pg postgres2@t3=> alter default privileges for user dbuser  grant select on tables to jacob;
ALTER DEFAULT PRIVILEGES
pg postgres2@t3=> \ddp
             Default access privileges
┌────────┬────────┬───────┬───────────────────────┐
│ Owner  │ Schema │ Type  │   Access privileges   │
├────────┼────────┼───────┼───────────────────────┤
│ dbuser │        │ table │ jacob=r/dbuser       │
│        │        │       │ dbuser=arwdDxt/dbuser │
└────────┴────────┴───────┴───────────────────────┘
(1 row)

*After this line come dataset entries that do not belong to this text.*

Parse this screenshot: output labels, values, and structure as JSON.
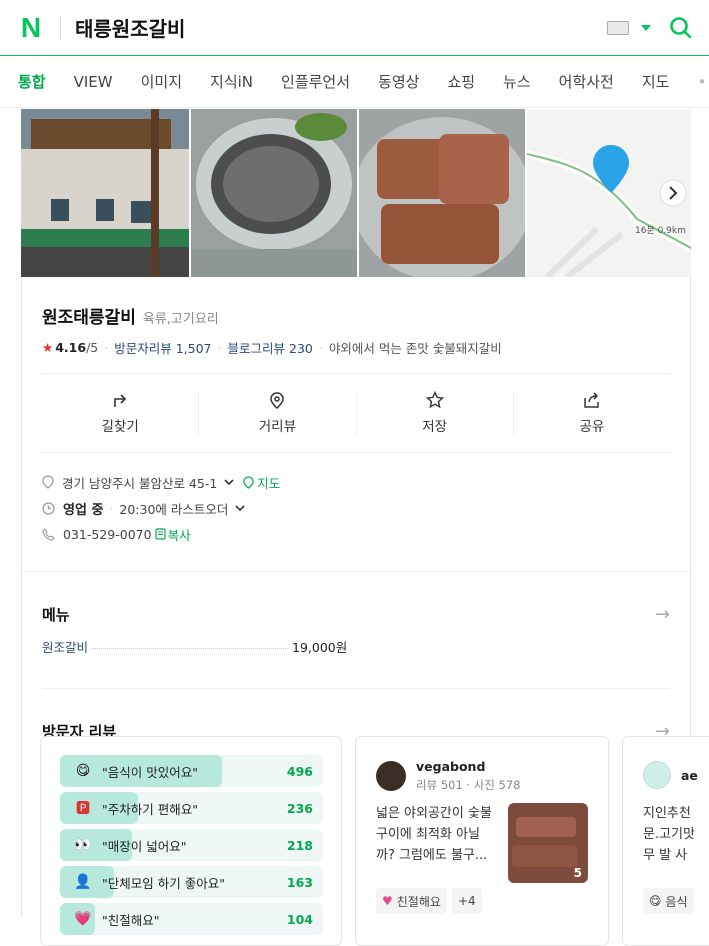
{
  "header": {
    "logo": "N",
    "query": "태릉원조갈비"
  },
  "tabs": [
    "통합",
    "VIEW",
    "이미지",
    "지식iN",
    "인플루언서",
    "동영상",
    "쇼핑",
    "뉴스",
    "어학사전",
    "지도"
  ],
  "tab_more": "•••",
  "map": {
    "label": "16분 0.9km"
  },
  "place": {
    "name": "원조태릉갈비",
    "category": "육류,고기요리",
    "rating": "4.16",
    "rating_max": "/5",
    "visitor_reviews_label": "방문자리뷰",
    "visitor_reviews_count": "1,507",
    "blog_reviews_label": "블로그리뷰",
    "blog_reviews_count": "230",
    "tagline": "야외에서 먹는 존맛 숯불돼지갈비"
  },
  "actions": [
    "길찾기",
    "거리뷰",
    "저장",
    "공유"
  ],
  "info": {
    "address": "경기 남양주시 불암산로 45-1",
    "map_link": "지도",
    "status": "영업 중",
    "last_order": "20:30에 라스트오더",
    "phone": "031-529-0070",
    "copy": "복사"
  },
  "menu": {
    "title": "메뉴",
    "items": [
      {
        "name": "원조갈비",
        "price": "19,000원"
      }
    ]
  },
  "visitor_review": {
    "title": "방문자 리뷰",
    "keywords": [
      {
        "emoji": "😋",
        "label": "\"음식이 맛있어요\"",
        "count": "496",
        "ratio": 1.0
      },
      {
        "emoji": "🅿",
        "label": "\"주차하기 편해요\"",
        "count": "236",
        "ratio": 0.476
      },
      {
        "emoji": "👀",
        "label": "\"매장이 넓어요\"",
        "count": "218",
        "ratio": 0.44
      },
      {
        "emoji": "👤",
        "label": "\"단체모임 하기 좋아요\"",
        "count": "163",
        "ratio": 0.33
      },
      {
        "emoji": "💗",
        "label": "\"친절해요\"",
        "count": "104",
        "ratio": 0.21
      }
    ],
    "review": {
      "user": "vegabond",
      "meta": "리뷰 501 · 사진 578",
      "text": "넓은 야외공간이 숯불구이에 최적화 아닐까? 그럼에도 불구...",
      "photo_count": "5",
      "chip": "친절해요",
      "chip_more": "+4"
    },
    "review2": {
      "user": "ae",
      "text": "지인추천 문.고기맛 무 발 사",
      "chip": "음식"
    }
  },
  "colors": {
    "brand": "#03c75a",
    "accent": "#03a94f",
    "link": "#2a4a7f",
    "star": "#e8332f"
  }
}
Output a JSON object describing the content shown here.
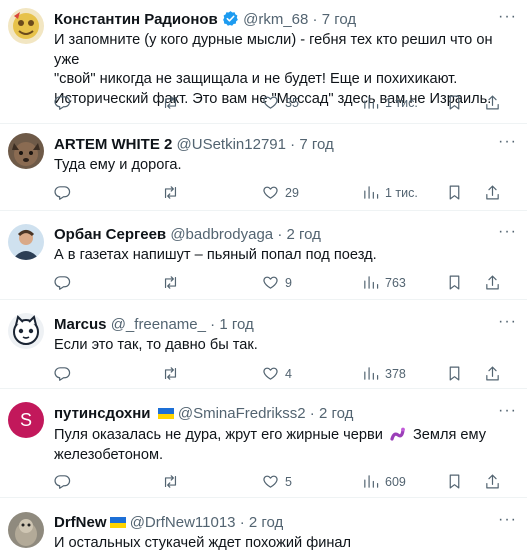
{
  "tweets": [
    {
      "name": "Константин Радионов",
      "verified": true,
      "handle": "@rkm_68",
      "sep": "·",
      "time": "7 год",
      "lines": [
        "И запомните (у кого дурные мысли) - гебня тех кто решил что он уже",
        "\"свой\" никогда не защищала и не будет! Еще и похихикают.",
        "Исторический факт. Это вам не \"Моссад\" здесь вам не Израиль."
      ],
      "reply_count": "",
      "retweet_count": "",
      "like_count": "35",
      "views_count": "1 тис."
    },
    {
      "name": "ARTEM WHITE 2",
      "handle": "@USetkin12791",
      "sep": "·",
      "time": "7 год",
      "lines": [
        "Туда ему и дорога."
      ],
      "reply_count": "",
      "retweet_count": "",
      "like_count": "29",
      "views_count": "1 тис."
    },
    {
      "name": "Орбан Сергеев",
      "handle": "@badbrodyaga",
      "sep": "·",
      "time": "2 год",
      "lines": [
        "А в газетах напишут – пьяный попал под поезд."
      ],
      "reply_count": "",
      "retweet_count": "",
      "like_count": "9",
      "views_count": "763"
    },
    {
      "name": "Marcus",
      "handle": "@_freename_",
      "sep": "·",
      "time": "1 год",
      "lines": [
        "Если это так, то давно бы так."
      ],
      "reply_count": "",
      "retweet_count": "",
      "like_count": "4",
      "views_count": "378"
    },
    {
      "name": "путинсдохни",
      "flag": "ukraine-flag",
      "handle": "@SminaFredrikss2",
      "sep": "·",
      "time": "2 год",
      "line1_before": "Пуля оказалась не дура, жрут его жирные черви",
      "line1_after": "Земля ему",
      "line2": "железобетоном.",
      "emoji": "worm-emoji",
      "avatar_letter": "S",
      "reply_count": "",
      "retweet_count": "",
      "like_count": "5",
      "views_count": "609"
    },
    {
      "name": "DrfNew",
      "flag": "ukraine-flag",
      "handle": "@DrfNew11013",
      "sep": "·",
      "time": "2 год",
      "lines": [
        "И остальных стукачей ждет похожий финал"
      ]
    }
  ],
  "icons": {
    "reply": "reply-icon",
    "retweet": "retweet-icon",
    "like": "heart-icon",
    "views": "views-icon",
    "bookmark": "bookmark-icon",
    "share": "share-icon",
    "more": "more-icon",
    "verified": "verified-icon"
  },
  "more_label": "···",
  "colors": {
    "secondary_text": "#536471",
    "verified": "#1d9bf0",
    "divider": "#eff3f4",
    "avatar_s": "#c2185b"
  }
}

pg postgres2@t3=> alter default privileges for user dbuser  grant select on sequences to jacob;
ALTER DEFAULT PRIVILEGES
pg postgres2@t3=> alter default privileges for user dbuser  grant usage on sequences to jacob;
ALTER DEFAULT PRIVILEGES
pg postgres2@t3=> \ddp
              Default access privileges
┌────────┬────────┬──────────┬───────────────────────┐
│ Owner  │ Schema │   Type   │   Access privileges   │
├────────┼────────┼──────────┼───────────────────────┤
│ dbuser │        │ sequence │ jacob=rU/dbuser      │
│        │        │          │ dbuser=rwU/dbuser     │
│ dbuser │        │ table    │ jacob=r/dbuser       │
│        │        │          │ dbuser=arwdDxt/dbuser │
└────────┴────────┴──────────┴───────────────────────┘
(2 rows)

pg postgres2@t3=> drop user jacob;
ERROR:  2BP01: role "jacob" cannot be dropped because some objects depend on it
DETAIL:  privileges for default privileges on new sequences belonging to role dbuser
privileges for default privileges on new relations belonging to role dbuser
LOCATION:  DropRole, user.c:1045
pg postgres2@t3=> ALTER DEFAULT PRIVILEGES FOR USER dbuser REVOKE SELECT ON tables FROM jacob;
ALTER DEFAULT PRIVILEGES
pg postgres2@t3=> ALTER DEFAULT PRIVILEGES FOR USER dbuser REVOKE SELECT ON sequences FROM jacob;
ALTER DEFAULT PRIVILEGES
pg postgres2@t3=> ALTER DEFAULT PRIVILEGES FOR USER dbuser REVOKE USAGE ON sequences FROM jacob;
ALTER DEFAULT PRIVILEGES
pg postgres2@t3=> \du
                                                    List of roles
┌─────────────────┬────────────────────────────────────────────────────────────┬─────────────────────────────────────┐
│    Role name    │                         Attributes                         │              Member of              │
├─────────────────┼────────────────────────────────────────────────────────────┼─────────────────────────────────────┤
│ dbuser          │ Cannot login                                               │ {}                                  │
│ jacob           │                                                            │ {dbuser}                            │
│ postgres2       │ Create role, Create DB                                     │ {rds_superuser,dbuser}              │
│ rds_superuser   │ Cannot login                                               │ {rds_replication}                   │
└─────────────────┴────────────────────────────────────────────────────────────┴─────────────────────────────────────┘

pg postgres2@t3=> \ddp
          Default access privileges
┌───────┬────────┬──────┬───────────────────┐
│ Owner │ Schema │ Type │ Access privileges │
├───────┼────────┼──────┼───────────────────┤
└───────┴────────┴──────┴───────────────────┘
(0 rows)

pg postgres2@t3=> drop user jacob;
DROP ROLE


This method should allow you to remove all DEFAULT PRIVILEGEs (only) for this User.

Note: Importantly, you'd need to repeat the above step for *each* database!